HOW TO COMPLETE THIS TASK >> Start at the top line and retype the data exactly through to the end.

Dataset rows for apps and sites
• • •
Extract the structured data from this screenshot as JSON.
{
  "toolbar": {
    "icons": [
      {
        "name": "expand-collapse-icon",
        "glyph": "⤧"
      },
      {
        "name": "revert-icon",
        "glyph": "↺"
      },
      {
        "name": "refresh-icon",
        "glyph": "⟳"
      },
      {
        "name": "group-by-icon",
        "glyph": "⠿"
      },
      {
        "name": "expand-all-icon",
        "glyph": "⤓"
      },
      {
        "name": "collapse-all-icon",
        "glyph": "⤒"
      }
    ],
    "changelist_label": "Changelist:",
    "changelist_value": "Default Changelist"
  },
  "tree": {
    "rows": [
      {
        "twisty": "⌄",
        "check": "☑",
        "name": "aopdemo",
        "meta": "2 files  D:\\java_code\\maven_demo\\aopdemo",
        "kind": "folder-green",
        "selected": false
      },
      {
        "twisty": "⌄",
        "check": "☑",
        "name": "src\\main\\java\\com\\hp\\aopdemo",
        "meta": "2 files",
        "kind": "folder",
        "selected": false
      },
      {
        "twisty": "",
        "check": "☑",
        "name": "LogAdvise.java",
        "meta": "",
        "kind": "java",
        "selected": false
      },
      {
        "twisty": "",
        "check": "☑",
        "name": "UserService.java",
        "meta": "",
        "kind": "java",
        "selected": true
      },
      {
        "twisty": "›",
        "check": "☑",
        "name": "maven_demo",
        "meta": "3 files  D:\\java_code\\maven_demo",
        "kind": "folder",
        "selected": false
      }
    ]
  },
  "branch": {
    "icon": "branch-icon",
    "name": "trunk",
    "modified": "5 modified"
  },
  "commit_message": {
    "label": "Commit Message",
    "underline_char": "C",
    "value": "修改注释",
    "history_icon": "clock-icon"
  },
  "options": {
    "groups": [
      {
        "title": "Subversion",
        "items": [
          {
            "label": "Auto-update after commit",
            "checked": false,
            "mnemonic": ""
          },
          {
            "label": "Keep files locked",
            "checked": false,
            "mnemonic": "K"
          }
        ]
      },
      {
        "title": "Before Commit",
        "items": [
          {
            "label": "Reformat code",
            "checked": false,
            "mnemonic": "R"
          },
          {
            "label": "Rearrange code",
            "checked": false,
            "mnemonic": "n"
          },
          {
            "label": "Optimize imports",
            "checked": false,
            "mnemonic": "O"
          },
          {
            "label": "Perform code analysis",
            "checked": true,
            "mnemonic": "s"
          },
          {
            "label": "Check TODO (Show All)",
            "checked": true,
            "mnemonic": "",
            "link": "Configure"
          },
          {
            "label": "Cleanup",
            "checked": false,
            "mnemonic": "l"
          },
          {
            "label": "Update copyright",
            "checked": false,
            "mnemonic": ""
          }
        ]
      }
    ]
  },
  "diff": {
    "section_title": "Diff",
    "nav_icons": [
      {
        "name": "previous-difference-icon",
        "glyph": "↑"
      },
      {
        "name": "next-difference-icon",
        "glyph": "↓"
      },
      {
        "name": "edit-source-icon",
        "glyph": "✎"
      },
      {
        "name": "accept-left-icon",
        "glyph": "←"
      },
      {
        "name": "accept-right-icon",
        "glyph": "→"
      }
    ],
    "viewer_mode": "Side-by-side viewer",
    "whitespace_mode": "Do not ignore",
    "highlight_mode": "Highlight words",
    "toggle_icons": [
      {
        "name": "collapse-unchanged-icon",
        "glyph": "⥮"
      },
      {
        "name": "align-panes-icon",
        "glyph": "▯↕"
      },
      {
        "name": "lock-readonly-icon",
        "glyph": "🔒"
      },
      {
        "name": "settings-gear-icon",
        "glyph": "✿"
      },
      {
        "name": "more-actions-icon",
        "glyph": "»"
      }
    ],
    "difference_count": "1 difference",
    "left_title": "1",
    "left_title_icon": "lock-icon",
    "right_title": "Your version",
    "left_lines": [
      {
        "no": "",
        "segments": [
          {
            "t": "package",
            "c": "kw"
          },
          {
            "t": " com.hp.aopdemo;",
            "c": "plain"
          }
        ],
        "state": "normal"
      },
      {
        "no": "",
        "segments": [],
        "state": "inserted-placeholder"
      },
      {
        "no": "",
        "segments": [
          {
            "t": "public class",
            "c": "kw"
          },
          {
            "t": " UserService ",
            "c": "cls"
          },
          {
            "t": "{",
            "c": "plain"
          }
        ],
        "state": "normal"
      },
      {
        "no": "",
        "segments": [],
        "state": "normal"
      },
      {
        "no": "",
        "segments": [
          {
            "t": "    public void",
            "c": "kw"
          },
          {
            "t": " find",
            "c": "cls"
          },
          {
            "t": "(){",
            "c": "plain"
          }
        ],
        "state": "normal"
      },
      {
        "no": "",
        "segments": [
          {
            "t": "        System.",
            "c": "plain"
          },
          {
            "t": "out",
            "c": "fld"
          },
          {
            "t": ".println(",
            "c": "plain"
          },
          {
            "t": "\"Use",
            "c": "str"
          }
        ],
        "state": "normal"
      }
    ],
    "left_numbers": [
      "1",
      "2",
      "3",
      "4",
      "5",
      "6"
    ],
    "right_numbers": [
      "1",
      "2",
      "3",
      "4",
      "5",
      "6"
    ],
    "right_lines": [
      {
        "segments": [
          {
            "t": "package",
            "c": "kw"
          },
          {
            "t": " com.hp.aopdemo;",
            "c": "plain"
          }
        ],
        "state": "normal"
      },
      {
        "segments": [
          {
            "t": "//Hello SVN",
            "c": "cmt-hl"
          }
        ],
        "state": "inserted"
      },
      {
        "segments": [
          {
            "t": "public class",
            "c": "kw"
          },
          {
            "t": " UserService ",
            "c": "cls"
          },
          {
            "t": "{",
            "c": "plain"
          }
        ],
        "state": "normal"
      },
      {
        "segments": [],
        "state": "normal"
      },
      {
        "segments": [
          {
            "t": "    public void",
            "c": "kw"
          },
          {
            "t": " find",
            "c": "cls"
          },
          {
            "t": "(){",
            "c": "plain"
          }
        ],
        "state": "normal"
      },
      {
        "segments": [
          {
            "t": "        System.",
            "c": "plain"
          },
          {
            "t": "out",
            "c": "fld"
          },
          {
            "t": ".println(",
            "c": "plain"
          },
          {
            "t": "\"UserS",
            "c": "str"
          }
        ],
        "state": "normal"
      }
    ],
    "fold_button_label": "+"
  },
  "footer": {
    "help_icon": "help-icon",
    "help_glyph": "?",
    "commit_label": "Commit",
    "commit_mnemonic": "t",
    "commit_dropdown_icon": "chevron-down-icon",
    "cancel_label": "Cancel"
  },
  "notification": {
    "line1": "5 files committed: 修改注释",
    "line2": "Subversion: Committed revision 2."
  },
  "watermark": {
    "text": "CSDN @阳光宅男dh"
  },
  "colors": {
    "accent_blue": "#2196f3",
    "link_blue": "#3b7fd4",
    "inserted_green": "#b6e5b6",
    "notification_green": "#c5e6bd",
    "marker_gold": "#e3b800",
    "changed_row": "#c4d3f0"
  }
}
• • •
EXERCISE ANSWER >>
Extract the structured data from this screenshot as JSON.
{
  "toolbar": {
    "icons": [
      {
        "name": "expand-collapse-icon",
        "glyph": "⤧"
      },
      {
        "name": "revert-icon",
        "glyph": "↺"
      },
      {
        "name": "refresh-icon",
        "glyph": "⟳"
      },
      {
        "name": "group-by-icon",
        "glyph": "⠿"
      },
      {
        "name": "expand-all-icon",
        "glyph": "⤓"
      },
      {
        "name": "collapse-all-icon",
        "glyph": "⤒"
      }
    ],
    "changelist_label": "Changelist:",
    "changelist_value": "Default Changelist"
  },
  "tree": {
    "rows": [
      {
        "twisty": "⌄",
        "check": "☑",
        "name": "aopdemo",
        "meta": "2 files  D:\\java_code\\maven_demo\\aopdemo",
        "kind": "folder-green",
        "selected": false
      },
      {
        "twisty": "⌄",
        "check": "☑",
        "name": "src\\main\\java\\com\\hp\\aopdemo",
        "meta": "2 files",
        "kind": "folder",
        "selected": false
      },
      {
        "twisty": "",
        "check": "☑",
        "name": "LogAdvise.java",
        "meta": "",
        "kind": "java",
        "selected": false
      },
      {
        "twisty": "",
        "check": "☑",
        "name": "UserService.java",
        "meta": "",
        "kind": "java",
        "selected": true
      },
      {
        "twisty": "›",
        "check": "☑",
        "name": "maven_demo",
        "meta": "3 files  D:\\java_code\\maven_demo",
        "kind": "folder",
        "selected": false
      }
    ]
  },
  "branch": {
    "icon": "branch-icon",
    "name": "trunk",
    "modified": "5 modified"
  },
  "commit_message": {
    "label": "Commit Message",
    "underline_char": "C",
    "value": "修改注释",
    "history_icon": "clock-icon"
  },
  "options": {
    "groups": [
      {
        "title": "Subversion",
        "items": [
          {
            "label": "Auto-update after commit",
            "checked": false,
            "mnemonic": ""
          },
          {
            "label": "Keep files locked",
            "checked": false,
            "mnemonic": "K"
          }
        ]
      },
      {
        "title": "Before Commit",
        "items": [
          {
            "label": "Reformat code",
            "checked": false,
            "mnemonic": "R"
          },
          {
            "label": "Rearrange code",
            "checked": false,
            "mnemonic": "n"
          },
          {
            "label": "Optimize imports",
            "checked": false,
            "mnemonic": "O"
          },
          {
            "label": "Perform code analysis",
            "checked": true,
            "mnemonic": "s"
          },
          {
            "label": "Check TODO (Show All)",
            "checked": true,
            "mnemonic": "",
            "link": "Configure"
          },
          {
            "label": "Cleanup",
            "checked": false,
            "mnemonic": "l"
          },
          {
            "label": "Update copyright",
            "checked": false,
            "mnemonic": ""
          }
        ]
      }
    ]
  },
  "diff": {
    "section_title": "Diff",
    "nav_icons": [
      {
        "name": "previous-difference-icon",
        "glyph": "↑"
      },
      {
        "name": "next-difference-icon",
        "glyph": "↓"
      },
      {
        "name": "edit-source-icon",
        "glyph": "✎"
      },
      {
        "name": "accept-left-icon",
        "glyph": "←"
      },
      {
        "name": "accept-right-icon",
        "glyph": "→"
      }
    ],
    "viewer_mode": "Side-by-side viewer",
    "whitespace_mode": "Do not ignore",
    "highlight_mode": "Highlight words",
    "toggle_icons": [
      {
        "name": "collapse-unchanged-icon",
        "glyph": "⥮"
      },
      {
        "name": "align-panes-icon",
        "glyph": "▯↕"
      },
      {
        "name": "lock-readonly-icon",
        "glyph": "🔒"
      },
      {
        "name": "settings-gear-icon",
        "glyph": "✿"
      },
      {
        "name": "more-actions-icon",
        "glyph": "»"
      }
    ],
    "difference_count": "1 difference",
    "left_title": "1",
    "left_title_icon": "lock-icon",
    "right_title": "Your version",
    "left_lines": [
      {
        "no": "",
        "segments": [
          {
            "t": "package",
            "c": "kw"
          },
          {
            "t": " com.hp.aopdemo;",
            "c": "plain"
          }
        ],
        "state": "normal"
      },
      {
        "no": "",
        "segments": [],
        "state": "inserted-placeholder"
      },
      {
        "no": "",
        "segments": [
          {
            "t": "public class",
            "c": "kw"
          },
          {
            "t": " UserService ",
            "c": "cls"
          },
          {
            "t": "{",
            "c": "plain"
          }
        ],
        "state": "normal"
      },
      {
        "no": "",
        "segments": [],
        "state": "normal"
      },
      {
        "no": "",
        "segments": [
          {
            "t": "    public void",
            "c": "kw"
          },
          {
            "t": " find",
            "c": "cls"
          },
          {
            "t": "(){",
            "c": "plain"
          }
        ],
        "state": "normal"
      },
      {
        "no": "",
        "segments": [
          {
            "t": "        System.",
            "c": "plain"
          },
          {
            "t": "out",
            "c": "fld"
          },
          {
            "t": ".println(",
            "c": "plain"
          },
          {
            "t": "\"Use",
            "c": "str"
          }
        ],
        "state": "normal"
      }
    ],
    "left_numbers": [
      "1",
      "2",
      "3",
      "4",
      "5",
      "6"
    ],
    "right_numbers": [
      "1",
      "2",
      "3",
      "4",
      "5",
      "6"
    ],
    "right_lines": [
      {
        "segments": [
          {
            "t": "package",
            "c": "kw"
          },
          {
            "t": " com.hp.aopdemo;",
            "c": "plain"
          }
        ],
        "state": "normal"
      },
      {
        "segments": [
          {
            "t": "//Hello SVN",
            "c": "cmt-hl"
          }
        ],
        "state": "inserted"
      },
      {
        "segments": [
          {
            "t": "public class",
            "c": "kw"
          },
          {
            "t": " UserService ",
            "c": "cls"
          },
          {
            "t": "{",
            "c": "plain"
          }
        ],
        "state": "normal"
      },
      {
        "segments": [],
        "state": "normal"
      },
      {
        "segments": [
          {
            "t": "    public void",
            "c": "kw"
          },
          {
            "t": " find",
            "c": "cls"
          },
          {
            "t": "(){",
            "c": "plain"
          }
        ],
        "state": "normal"
      },
      {
        "segments": [
          {
            "t": "        System.",
            "c": "plain"
          },
          {
            "t": "out",
            "c": "fld"
          },
          {
            "t": ".println(",
            "c": "plain"
          },
          {
            "t": "\"UserS",
            "c": "str"
          }
        ],
        "state": "normal"
      }
    ],
    "fold_button_label": "+"
  },
  "footer": {
    "help_icon": "help-icon",
    "help_glyph": "?",
    "commit_label": "Commit",
    "commit_mnemonic": "t",
    "commit_dropdown_icon": "chevron-down-icon",
    "cancel_label": "Cancel"
  },
  "notification": {
    "line1": "5 files committed: 修改注释",
    "line2": "Subversion: Committed revision 2."
  },
  "watermark": {
    "text": "CSDN @阳光宅男dh"
  },
  "colors": {
    "accent_blue": "#2196f3",
    "link_blue": "#3b7fd4",
    "inserted_green": "#b6e5b6",
    "notification_green": "#c5e6bd",
    "marker_gold": "#e3b800",
    "changed_row": "#c4d3f0"
  }
}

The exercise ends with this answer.